Resilience: How to Make Campus Facilities Safer, More Sustainable
As the effects of climate change intensify, resilience takes on vital importance. A new rating system - RELi - helps designers and FMs measure and implement resilience on campus.
In late 2017, the U.S. Green Building Council (USGBC) adopted a new resilient building and design standard called RELi. Developed in conjunction with Perkins+Will, the Institute for Market Transformation to Sustainability (MTS) and others, RELi prescribes methods for designing more resilient buildings, neighborhoods, and communities — and by extension, university campuses. RELi is designed to be a predictive roadmap to help everyone, from architects and city planners to business and governments, better prepare for shocks and stressors to their institutions and communities, from natural disasters like hurricanes and droughts, to extreme instances of social volatility. USGBC adopting RELi means that it will soon become a global rating standard.
When it comes to campus planning, discussions about sustainability are shifting to this more in-depth conversation about resilience. Resilience — taking into account economic, environmental, and social factors as they relate to the probability and impact of risks associated with the site and facility when designing — is an important challenge for campus planners, especially as climate change continues to loom as a global environmental threat.

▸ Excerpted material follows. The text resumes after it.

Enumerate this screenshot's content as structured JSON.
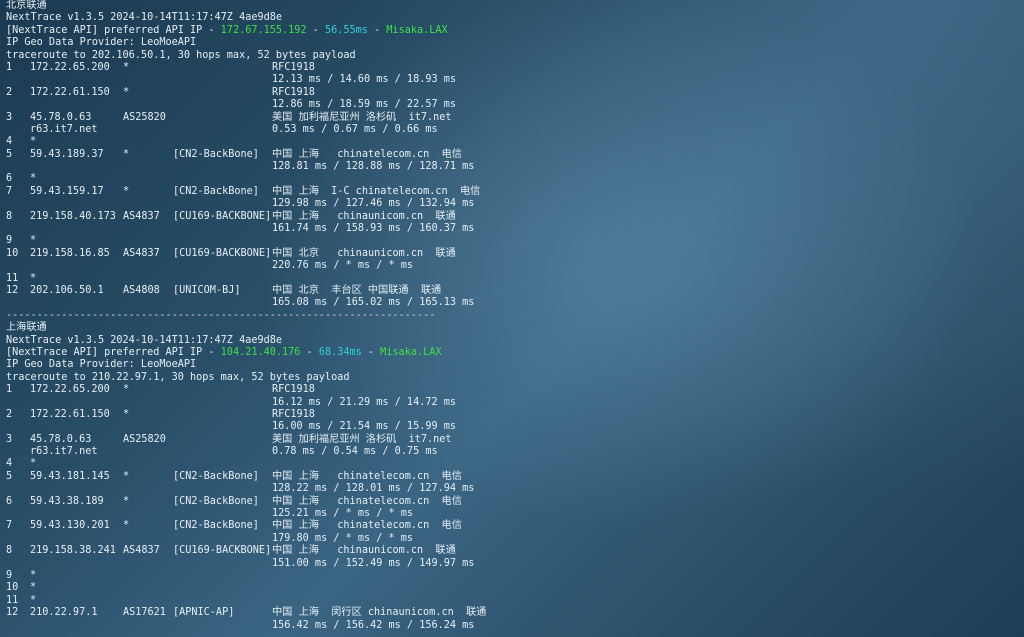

Across the nation, campuses large and small have begun implementing notable resilient and sustainable design programs. For example, Arkansas Tech University is among the first universities that went through this resilience-focused master planning process. Arkansas Tech started out as a campus without strong sustainability elements, that then went through a robust resilience and sustainability conversion. Facility managers at Arkansas Tech talked in-depth with a range of campus stakeholders about the fundamental and potential threats to the university both near- and long-term. These chronic stressors such as funding and acute shocks like tornados or floods can typically be identified and reasonably predicted to occur, and therefore preemptive design elements can be implemented to make the campus more resilient against them. Due to its location, the Arkansas Tech campus was having continual issues with flooding, as a significant portion of the institution was built within 100- and 500-year floodplains. This location was causing consistent problems for both the university and the student body. The campus operations team worked tirelessly with the support of designers to conceive of long-term design solutions that helped prevent campus flooding and address ways issues of flooding within the existing campus could be best mitigated in the future. One of the solutions was creating an additional point of entrance, to make sure that all students and staff could exit safely in the case of flooding. Also, to avoid repeating past mistakes, newer campus areas were designed out of the floodplain.
The resilience planning process should be focused on recognizing the reality and gravity of climate change, as well as large shifts in communities. It is extremely important to figure out a way to address these issues deliberately and head on, as opposed to simply implementing short-term prevention measures. In May of 2019, more than 300 tornadoes occurred across the United States. If these and other such impacts of climate change are reasonably foreseeable, facility managers have a responsibility to design and plan for them before they happen.
Stephen Coulston is principal with Perkins + Will, Austin, Tex.